[Task description]: The answer must be an exact copy of every entry.

[Task inputs]:
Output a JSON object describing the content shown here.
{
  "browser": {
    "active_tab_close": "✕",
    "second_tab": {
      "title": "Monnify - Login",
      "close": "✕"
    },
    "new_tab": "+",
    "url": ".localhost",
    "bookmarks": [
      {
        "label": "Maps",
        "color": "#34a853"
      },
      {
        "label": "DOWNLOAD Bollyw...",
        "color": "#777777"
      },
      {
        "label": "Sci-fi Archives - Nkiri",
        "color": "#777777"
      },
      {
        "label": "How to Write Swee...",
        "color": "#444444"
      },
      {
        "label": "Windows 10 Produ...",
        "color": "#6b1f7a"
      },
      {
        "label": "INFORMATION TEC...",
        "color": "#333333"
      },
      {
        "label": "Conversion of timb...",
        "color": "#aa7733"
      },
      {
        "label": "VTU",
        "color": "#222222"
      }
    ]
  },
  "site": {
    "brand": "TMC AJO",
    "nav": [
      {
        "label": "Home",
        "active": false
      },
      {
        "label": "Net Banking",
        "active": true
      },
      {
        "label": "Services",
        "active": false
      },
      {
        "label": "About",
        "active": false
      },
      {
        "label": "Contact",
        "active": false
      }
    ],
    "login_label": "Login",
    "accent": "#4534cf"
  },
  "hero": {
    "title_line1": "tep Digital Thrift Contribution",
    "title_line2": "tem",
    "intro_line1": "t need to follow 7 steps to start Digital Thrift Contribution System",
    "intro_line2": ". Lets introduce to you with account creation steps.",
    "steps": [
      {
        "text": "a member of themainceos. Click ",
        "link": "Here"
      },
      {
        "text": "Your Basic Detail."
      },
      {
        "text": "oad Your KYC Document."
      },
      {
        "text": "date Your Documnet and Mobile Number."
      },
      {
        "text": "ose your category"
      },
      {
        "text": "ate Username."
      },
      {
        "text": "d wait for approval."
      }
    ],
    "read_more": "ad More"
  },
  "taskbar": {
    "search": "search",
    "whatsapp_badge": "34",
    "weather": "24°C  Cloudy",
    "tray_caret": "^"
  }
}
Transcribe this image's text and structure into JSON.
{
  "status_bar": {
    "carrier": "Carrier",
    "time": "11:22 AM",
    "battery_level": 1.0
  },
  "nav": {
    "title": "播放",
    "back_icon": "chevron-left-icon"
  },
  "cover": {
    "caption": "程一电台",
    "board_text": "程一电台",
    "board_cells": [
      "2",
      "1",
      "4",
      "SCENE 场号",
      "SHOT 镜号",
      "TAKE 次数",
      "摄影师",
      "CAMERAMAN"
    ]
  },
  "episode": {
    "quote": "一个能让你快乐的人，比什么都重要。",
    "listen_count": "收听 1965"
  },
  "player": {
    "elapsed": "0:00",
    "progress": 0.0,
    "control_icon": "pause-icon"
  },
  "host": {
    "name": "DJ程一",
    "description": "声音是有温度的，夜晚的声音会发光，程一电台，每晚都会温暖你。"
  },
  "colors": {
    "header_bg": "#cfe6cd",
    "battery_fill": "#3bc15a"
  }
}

[Answer to this exercise]:
Output a JSON object describing the content shown here.
{
  "browser": {
    "active_tab_close": "✕",
    "second_tab": {
      "title": "Monnify - Login",
      "close": "✕"
    },
    "new_tab": "+",
    "url": ".localhost",
    "bookmarks": [
      {
        "label": "Maps",
        "color": "#34a853"
      },
      {
        "label": "DOWNLOAD Bollyw...",
        "color": "#777777"
      },
      {
        "label": "Sci-fi Archives - Nkiri",
        "color": "#777777"
      },
      {
        "label": "How to Write Swee...",
        "color": "#444444"
      },
      {
        "label": "Windows 10 Produ...",
        "color": "#6b1f7a"
      },
      {
        "label": "INFORMATION TEC...",
        "color": "#333333"
      },
      {
        "label": "Conversion of timb...",
        "color": "#aa7733"
      },
      {
        "label": "VTU",
        "color": "#222222"
      }
    ]
  },
  "site": {
    "brand": "TMC AJO",
    "nav": [
      {
        "label": "Home",
        "active": false
      },
      {
        "label": "Net Banking",
        "active": true
      },
      {
        "label": "Services",
        "active": false
      },
      {
        "label": "About",
        "active": false
      },
      {
        "label": "Contact",
        "active": false
      }
    ],
    "login_label": "Login",
    "accent": "#4534cf"
  },
  "hero": {
    "title_line1": "tep Digital Thrift Contribution",
    "title_line2": "tem",
    "intro_line1": "t need to follow 7 steps to start Digital Thrift Contribution System",
    "intro_line2": ". Lets introduce to you with account creation steps.",
    "steps": [
      {
        "text": "a member of themainceos. Click ",
        "link": "Here"
      },
      {
        "text": "Your Basic Detail."
      },
      {
        "text": "oad Your KYC Document."
      },
      {
        "text": "date Your Documnet and Mobile Number."
      },
      {
        "text": "ose your category"
      },
      {
        "text": "ate Username."
      },
      {
        "text": "d wait for approval."
      }
    ],
    "read_more": "ad More"
  },
  "taskbar": {
    "search": "search",
    "whatsapp_badge": "34",
    "weather": "24°C  Cloudy",
    "tray_caret": "^"
  }
}
Transcribe this image's text and structure into JSON.
{
  "status_bar": {
    "carrier": "Carrier",
    "time": "11:22 AM",
    "battery_level": 1.0
  },
  "nav": {
    "title": "播放",
    "back_icon": "chevron-left-icon"
  },
  "cover": {
    "caption": "程一电台",
    "board_text": "程一电台",
    "board_cells": [
      "2",
      "1",
      "4",
      "SCENE 场号",
      "SHOT 镜号",
      "TAKE 次数",
      "摄影师",
      "CAMERAMAN"
    ]
  },
  "episode": {
    "quote": "一个能让你快乐的人，比什么都重要。",
    "listen_count": "收听 1965"
  },
  "player": {
    "elapsed": "0:00",
    "progress": 0.0,
    "control_icon": "pause-icon"
  },
  "host": {
    "name": "DJ程一",
    "description": "声音是有温度的，夜晚的声音会发光，程一电台，每晚都会温暖你。"
  },
  "colors": {
    "header_bg": "#cfe6cd",
    "battery_fill": "#3bc15a"
  }
}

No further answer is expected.